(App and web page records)

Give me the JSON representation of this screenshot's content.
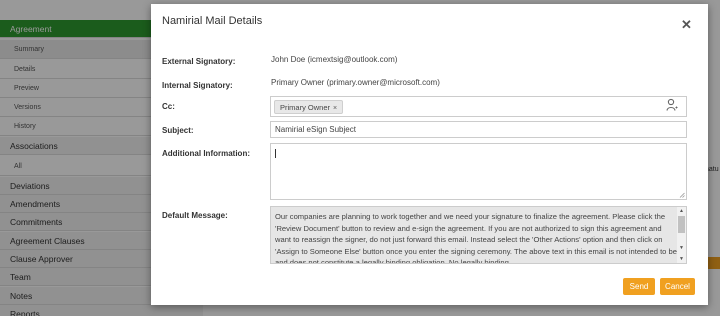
{
  "sidebar": {
    "items": [
      {
        "label": "Agreement",
        "kind": "main",
        "active": true
      },
      {
        "label": "Summary",
        "kind": "sub",
        "selected": true
      },
      {
        "label": "Details",
        "kind": "sub"
      },
      {
        "label": "Preview",
        "kind": "sub"
      },
      {
        "label": "Versions",
        "kind": "sub"
      },
      {
        "label": "History",
        "kind": "sub"
      },
      {
        "label": "Associations",
        "kind": "main"
      },
      {
        "label": "All",
        "kind": "sub"
      },
      {
        "label": "Deviations",
        "kind": "main"
      },
      {
        "label": "Amendments",
        "kind": "main"
      },
      {
        "label": "Commitments",
        "kind": "main"
      },
      {
        "label": "Agreement Clauses",
        "kind": "main"
      },
      {
        "label": "Clause Approver",
        "kind": "main"
      },
      {
        "label": "Team",
        "kind": "main"
      },
      {
        "label": "Notes",
        "kind": "main"
      },
      {
        "label": "Reports",
        "kind": "main"
      }
    ]
  },
  "background": {
    "right_fragment": "natu"
  },
  "modal": {
    "title": "Namirial Mail Details",
    "close_icon": "close-icon",
    "fields": {
      "external_signatory": {
        "label": "External Signatory:",
        "value": "John Doe (icmextsig@outlook.com)"
      },
      "internal_signatory": {
        "label": "Internal Signatory:",
        "value": "Primary Owner (primary.owner@microsoft.com)"
      },
      "cc": {
        "label": "Cc:",
        "chip": "Primary Owner",
        "chip_remove": "×",
        "icon": "person-icon"
      },
      "subject": {
        "label": "Subject:",
        "value": "Namirial eSign Subject"
      },
      "additional_information": {
        "label": "Additional Information:",
        "value": ""
      },
      "default_message": {
        "label": "Default Message:",
        "value": "Our companies are planning to work together and we need your signature to finalize the agreement. Please click the 'Review Document' button to review and e-sign the agreement. If you are not authorized to sign this agreement and want to reassign the signer, do not just forward this email. Instead select the 'Other Actions' option and then click on 'Assign to Someone Else' button once you enter the signing ceremony. The above text in this email is not intended to be and does not constitute a legally binding obligation. No legally binding"
      }
    },
    "buttons": {
      "send": "Send",
      "cancel": "Cancel"
    },
    "accent_color": "#f0a020"
  }
}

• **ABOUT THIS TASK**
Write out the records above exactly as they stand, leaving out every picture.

• **ANSWER TO THIS EXERCISE**
Give me the JSON representation of this screenshot's content.
{
  "sidebar": {
    "items": [
      {
        "label": "Agreement",
        "kind": "main",
        "active": true
      },
      {
        "label": "Summary",
        "kind": "sub",
        "selected": true
      },
      {
        "label": "Details",
        "kind": "sub"
      },
      {
        "label": "Preview",
        "kind": "sub"
      },
      {
        "label": "Versions",
        "kind": "sub"
      },
      {
        "label": "History",
        "kind": "sub"
      },
      {
        "label": "Associations",
        "kind": "main"
      },
      {
        "label": "All",
        "kind": "sub"
      },
      {
        "label": "Deviations",
        "kind": "main"
      },
      {
        "label": "Amendments",
        "kind": "main"
      },
      {
        "label": "Commitments",
        "kind": "main"
      },
      {
        "label": "Agreement Clauses",
        "kind": "main"
      },
      {
        "label": "Clause Approver",
        "kind": "main"
      },
      {
        "label": "Team",
        "kind": "main"
      },
      {
        "label": "Notes",
        "kind": "main"
      },
      {
        "label": "Reports",
        "kind": "main"
      }
    ]
  },
  "background": {
    "right_fragment": "natu"
  },
  "modal": {
    "title": "Namirial Mail Details",
    "close_icon": "close-icon",
    "fields": {
      "external_signatory": {
        "label": "External Signatory:",
        "value": "John Doe (icmextsig@outlook.com)"
      },
      "internal_signatory": {
        "label": "Internal Signatory:",
        "value": "Primary Owner (primary.owner@microsoft.com)"
      },
      "cc": {
        "label": "Cc:",
        "chip": "Primary Owner",
        "chip_remove": "×",
        "icon": "person-icon"
      },
      "subject": {
        "label": "Subject:",
        "value": "Namirial eSign Subject"
      },
      "additional_information": {
        "label": "Additional Information:",
        "value": ""
      },
      "default_message": {
        "label": "Default Message:",
        "value": "Our companies are planning to work together and we need your signature to finalize the agreement. Please click the 'Review Document' button to review and e-sign the agreement. If you are not authorized to sign this agreement and want to reassign the signer, do not just forward this email. Instead select the 'Other Actions' option and then click on 'Assign to Someone Else' button once you enter the signing ceremony. The above text in this email is not intended to be and does not constitute a legally binding obligation. No legally binding"
      }
    },
    "buttons": {
      "send": "Send",
      "cancel": "Cancel"
    },
    "accent_color": "#f0a020"
  }
}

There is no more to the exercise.